The major trading partner of Bhutan is India as the two countries have a free trade relationship agreement. The fact that the hydro-power that Bhutan annually exports to India has boosted the country’s overall growth although the GDP fell in 2008 caused by a slowdown in is the predominant export market – India. Bangladesh also has a preferential trade agreement with Bhutan. In addition, Bhutan has developed diplomacy with countries across the world; however, the detailed controls and uncertain policies in areas like industrial licensing, labor, trade, and finance have still hampered foreign investment.
Types of Industries in Bhutan
In the late 1980s, there was only 1% or even less of the workforce was involved in industry and construction and in 1991, the industrial production and construction only represented 14.2% of GDP projected. In that period, the major industries in Bhutan were handicrafts, cement, food processing, wood milling, and distilling. There were roughly 400 small-scale cottage and industrial units, in the late 1980s, and also existed 2 cement plants under the pendent Cement Authority; a joint venture, as well as, the factories for processing fruit, manufacturing paper pulps, wood veneers, and particle boards; and the Bhutan Carbide and Chemicals calcium carbide plant. Also, there were 3 distilleries, a salt iodization plant, and other small industrial enterprises that manufactured consumer goods like soap, confectionaries, and furniture.
In Bhutan, Commercial service was projected to produce 7.4% of the GDP of the country in 1991 and much of Bhutan’s commerce revolved around hotels, restaurants, and wholesale & retail trade made up the balance. In 1980, the Bhutan Chamber of Commerce and Industry which was established with government sanction and leadership severed as a formal conduit between government and private-sector businesses. In 1984, a unit of the Department of Trade and Commerce that provides trade and commercial information to both the public and private sectors, the Trade Information Centre, was established via the first meeting between Chamber members and heads of government departments. In 1987, the Bhutan Chamber of Commerce and Industry was reorganized with a vital role in coordinating activities in the government and private sectors as well as promoting socio-economic development. In 1988, in spite of being criticized for its extremely poor performance by the Druk Gyalpo, the Bhutan Chamber of Commerce and Industry still remained 40 members in 1989.
1.5% of GDP was projected to be produced by the mining and quarrying industry in 1991. In the mid-1980s, limestone was used in cement production and clay was the major mineral that was extracted along with other minerals such as marble, dolomite, graphite, and slate.
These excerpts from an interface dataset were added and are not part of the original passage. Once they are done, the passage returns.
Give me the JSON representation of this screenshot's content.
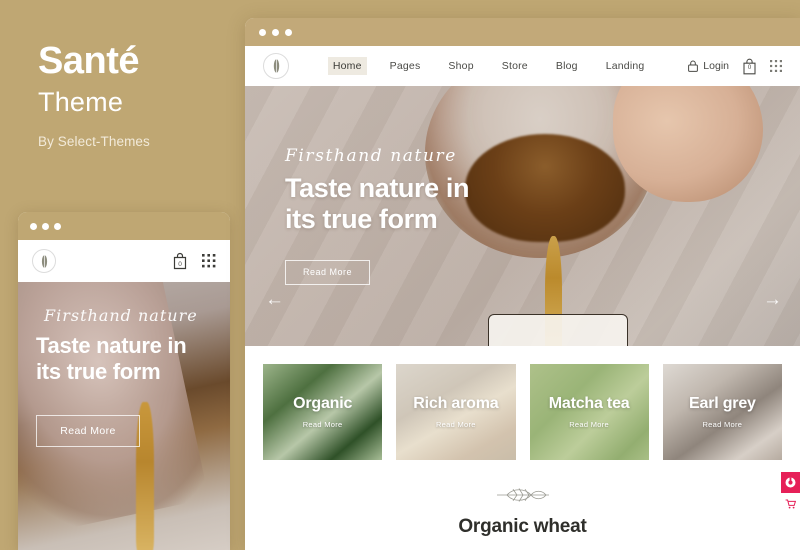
{
  "colors": {
    "background": "#bfa773",
    "titlebar": "#c2a979",
    "accent_pink": "#e62058",
    "nav_text": "#4a4a46",
    "nav_active_bg": "#eeeae1"
  },
  "promo": {
    "theme_name": "Santé",
    "theme_word": "Theme",
    "author": "By Select-Themes"
  },
  "window": {
    "dots": [
      "dot-1",
      "dot-2",
      "dot-3"
    ],
    "logo_icon": "wheat-logo-icon"
  },
  "nav": {
    "items": [
      {
        "label": "Home",
        "active": true
      },
      {
        "label": "Pages",
        "active": false
      },
      {
        "label": "Shop",
        "active": false
      },
      {
        "label": "Store",
        "active": false
      },
      {
        "label": "Blog",
        "active": false
      },
      {
        "label": "Landing",
        "active": false
      }
    ],
    "login_label": "Login",
    "login_icon": "lock-icon",
    "cart_icon": "shopping-bag-icon",
    "cart_count": "0",
    "grid_icon": "grid-dots-icon"
  },
  "hero": {
    "script_text": "Firsthand nature",
    "headline_line1": "Taste nature in",
    "headline_line2": "its true form",
    "button_label": "Read More",
    "arrow_prev": "←",
    "arrow_next": "→",
    "prev_icon": "arrow-left-icon",
    "next_icon": "arrow-right-icon"
  },
  "cards": [
    {
      "title": "Organic",
      "link": "Read More"
    },
    {
      "title": "Rich aroma",
      "link": "Read More"
    },
    {
      "title": "Matcha tea",
      "link": "Read More"
    },
    {
      "title": "Earl grey",
      "link": "Read More"
    }
  ],
  "bottom": {
    "ornament_icon": "wheat-leaf-ornament-icon",
    "title": "Organic wheat"
  },
  "mobile": {
    "logo_icon": "wheat-logo-icon",
    "cart_icon": "shopping-bag-icon",
    "cart_count": "0",
    "grid_icon": "grid-dots-icon",
    "script_text": "Firsthand nature",
    "headline_line1": "Taste nature in",
    "headline_line2": "its true form",
    "button_label": "Read More"
  },
  "side_buttons": [
    {
      "name": "envato-badge-button",
      "icon": "envato-circle-icon"
    },
    {
      "name": "cart-float-button",
      "icon": "cart-icon"
    }
  ]
}
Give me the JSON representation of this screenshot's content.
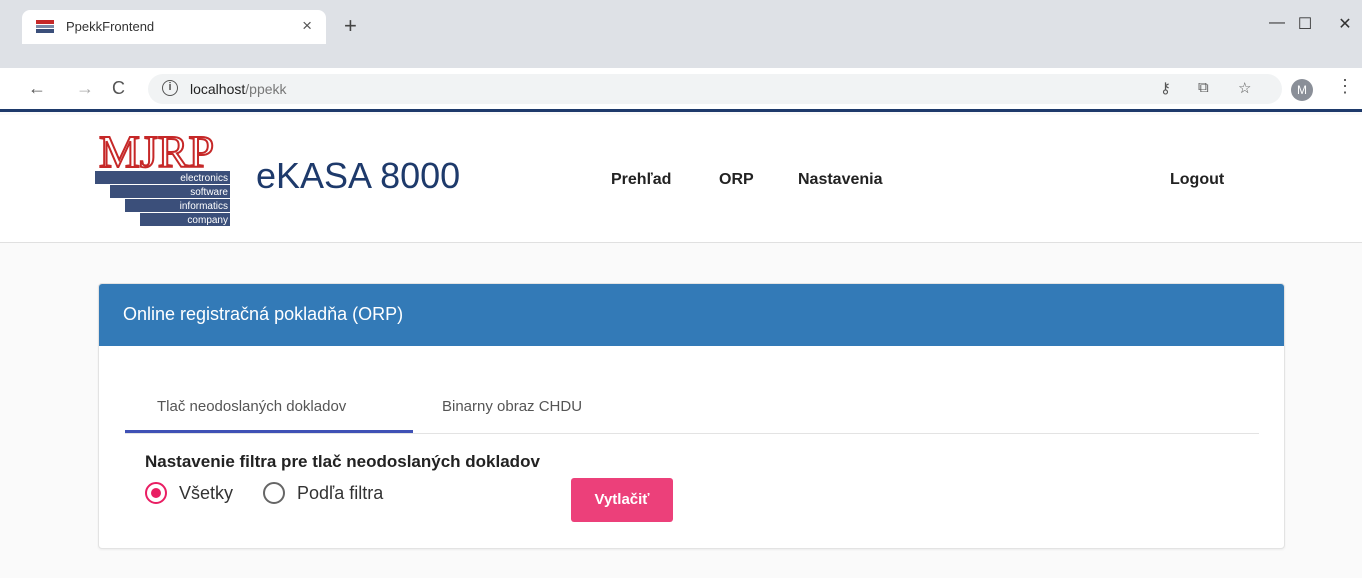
{
  "browser": {
    "tab_title": "PpekkFrontend",
    "tab_close": "×",
    "new_tab": "+",
    "window": {
      "minimize": "—",
      "maximize": "☐",
      "close": "✕"
    },
    "url_host": "localhost",
    "url_path": "/ppekk",
    "avatar_letter": "M"
  },
  "header": {
    "logo_letters": "MJRP",
    "logo_lines": [
      "electronics",
      "software",
      "informatics",
      "company"
    ],
    "brand": "eKASA 8000",
    "nav": [
      "Prehľad",
      "ORP",
      "Nastavenia"
    ],
    "logout": "Logout"
  },
  "card": {
    "title": "Online registračná pokladňa (ORP)",
    "tabs": [
      "Tlač neodoslaných dokladov",
      "Binarny obraz CHDU"
    ],
    "active_tab": 0,
    "filter_title": "Nastavenie filtra pre tlač neodoslaných dokladov",
    "radio_options": [
      "Všetky",
      "Podľa filtra"
    ],
    "selected_option": 0,
    "print_button": "Vytlačiť"
  },
  "colors": {
    "brand": "#1e3a6b",
    "header_bar": "#337ab7",
    "accent": "#e91e63",
    "button": "#ec407a",
    "tab_indicator": "#3f51b5"
  }
}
Additionally, there were many other deposits that have been found via an exploration program initially operated by the cooperation between the Geological Survey of Bhutan and India, including gypsum, copper, tin, lead, zinc, and tungsten, beryl, coal, mica, tufa, pyrites, and talc. Due to the contributions to the ferrosilicon industry of high-quality limestone deposits in Bhutan along with energy resources, they were expected to take on increasing importance in the 1990s.